In 2013, the D.C. Council voted to raise the minimum wage from $8.50 an hour to $11.50 by July 2016, with incremental increases each year after that to reflect inflation. Now a coalition of advocacy groups is working to get an initiative on the November ballot that proposes to raise the minimum wage to $15 an hour by 2020.
Los Angeles, New York, San Francisco, and Seattle are the only other cities in the U.S. that have approved plans to increase their minimum wage to $15 per hour. D.C.’s journey toward that wage has been stickier than in those cities, where Democratic mayors have come out in full support, and D.C.’s initiative has become tangled in some legal backlash.
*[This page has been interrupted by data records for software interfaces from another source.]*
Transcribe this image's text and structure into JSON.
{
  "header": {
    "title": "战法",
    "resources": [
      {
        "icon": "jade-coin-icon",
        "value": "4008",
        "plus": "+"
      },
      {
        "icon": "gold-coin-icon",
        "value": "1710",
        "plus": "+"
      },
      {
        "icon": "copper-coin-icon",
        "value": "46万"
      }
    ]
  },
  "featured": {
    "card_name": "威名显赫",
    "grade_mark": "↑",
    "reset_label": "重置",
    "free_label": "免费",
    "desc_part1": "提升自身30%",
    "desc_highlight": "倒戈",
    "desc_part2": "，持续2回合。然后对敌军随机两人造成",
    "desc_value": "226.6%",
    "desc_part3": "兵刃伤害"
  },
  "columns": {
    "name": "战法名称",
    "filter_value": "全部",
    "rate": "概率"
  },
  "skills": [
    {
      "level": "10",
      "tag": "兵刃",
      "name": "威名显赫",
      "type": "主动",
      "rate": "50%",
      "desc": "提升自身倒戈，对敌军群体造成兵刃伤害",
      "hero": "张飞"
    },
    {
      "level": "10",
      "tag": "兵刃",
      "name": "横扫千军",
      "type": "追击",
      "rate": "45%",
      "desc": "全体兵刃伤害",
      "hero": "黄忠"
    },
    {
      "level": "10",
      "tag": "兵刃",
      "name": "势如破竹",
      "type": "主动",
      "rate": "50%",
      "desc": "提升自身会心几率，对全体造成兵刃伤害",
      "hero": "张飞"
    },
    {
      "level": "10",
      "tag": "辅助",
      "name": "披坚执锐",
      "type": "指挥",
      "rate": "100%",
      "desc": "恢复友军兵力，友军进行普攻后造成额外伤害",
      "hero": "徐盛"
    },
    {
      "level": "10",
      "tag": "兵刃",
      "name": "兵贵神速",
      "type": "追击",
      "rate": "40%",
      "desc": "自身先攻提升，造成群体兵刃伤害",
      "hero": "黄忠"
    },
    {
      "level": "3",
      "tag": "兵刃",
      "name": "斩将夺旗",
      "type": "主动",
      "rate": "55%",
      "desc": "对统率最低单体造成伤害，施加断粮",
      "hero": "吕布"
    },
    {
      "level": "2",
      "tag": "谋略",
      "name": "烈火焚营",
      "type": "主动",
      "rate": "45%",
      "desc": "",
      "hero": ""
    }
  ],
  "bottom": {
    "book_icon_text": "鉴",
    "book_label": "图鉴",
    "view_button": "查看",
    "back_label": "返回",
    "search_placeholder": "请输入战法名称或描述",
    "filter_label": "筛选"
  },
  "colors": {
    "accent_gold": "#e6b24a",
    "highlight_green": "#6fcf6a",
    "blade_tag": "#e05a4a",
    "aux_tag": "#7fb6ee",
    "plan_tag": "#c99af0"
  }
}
Unlike her Democratic peers, Mayor Muriel Bowser has been vague about her stance on the $15 minimum wage initiative. Although she supported the $11.50 standard, Bowser told DCist in December that she didn’t like that D.C. government employees and federal workers would be left out of the new increase under the initiative.
A vast majority of D.C. voters support raising the minimum wage to $15 an hour. In a new D.C. Vote–Washington City Paper poll, 70 percent say they would definitely support raising the minimum wage to that level by 2020, while 17 percent say they would “probably” support it.
The fight for a $15 minimum wage could see some progress soon if it passes one of its final legal hurdles. A D.C. Superior Court judge is expected to make a decision this week regarding a civil lawsuit brought by former D.C. Chamber of Commerce President Harry Wingo against the D.C. Board of Elections, which approved the initiative language in July 2015. The suit alleges that the initiative language is misleading and “arbitrary,” since not all government contract workers would be included.
If the court rules against Wingo’s suit, the initiative’s supporters will be able to move forward and begin the process of collecting the roughly 24,000 signatures they need to get the measure on the ballot.
Delvone Michael, director of D.C.’s Working Families Party chapter, said he is confident that the court will rule in the favor of the initiative, since it had already been cleared more than once by BOE. Michael said the lawsuit showed the Chamber is “not used to people standing up for themselves.”
“This is out of their purview, and they don’t like it,” Michael said.
The D.C. Chamber of Commerce did not respond to requests for comment.
This much pushback from city officials is an anomaly so far in the national fight for a $15 minimum wage, said Laura Huizar, a staff attorney for the Raise the Minimum Wage project. She said in most cities, the majority of the dissent comes from business owners who fear it will affect their ability to hire and maintain a robust staff.
So far, Walmart has been the most notable business to speak about the potential harm of an increased minimum wage, after it recently cancelled plans for two new store openings in the District. Ward 2 Councilmember Jack Evans told the Washington Post that in a private meeting, Walmart executives cited concerns about the rising minimum wage as part of the reason they pulled out of the plans for the last two locations.
Huizer doesn’t buy this argument, since Walmart has publicly announced scaling back their storefronts as part of a much bigger transition in the company.
“Walmart has already acknowledged the closures are not result of wages and part of bigger plan to increase sales and customer services,” she said.
Michael sees the Walmart pullout as another example of elected officials prioritizing business deals over community needs, since the two stores would have been erected in one of D.C.’s poorest wards.
“I think when you make a deal with the devil you should not be surprised the devil lied to you,” Michael said.
Illustration by Lauren Heneghan. Graphic by Zach Rausnitz.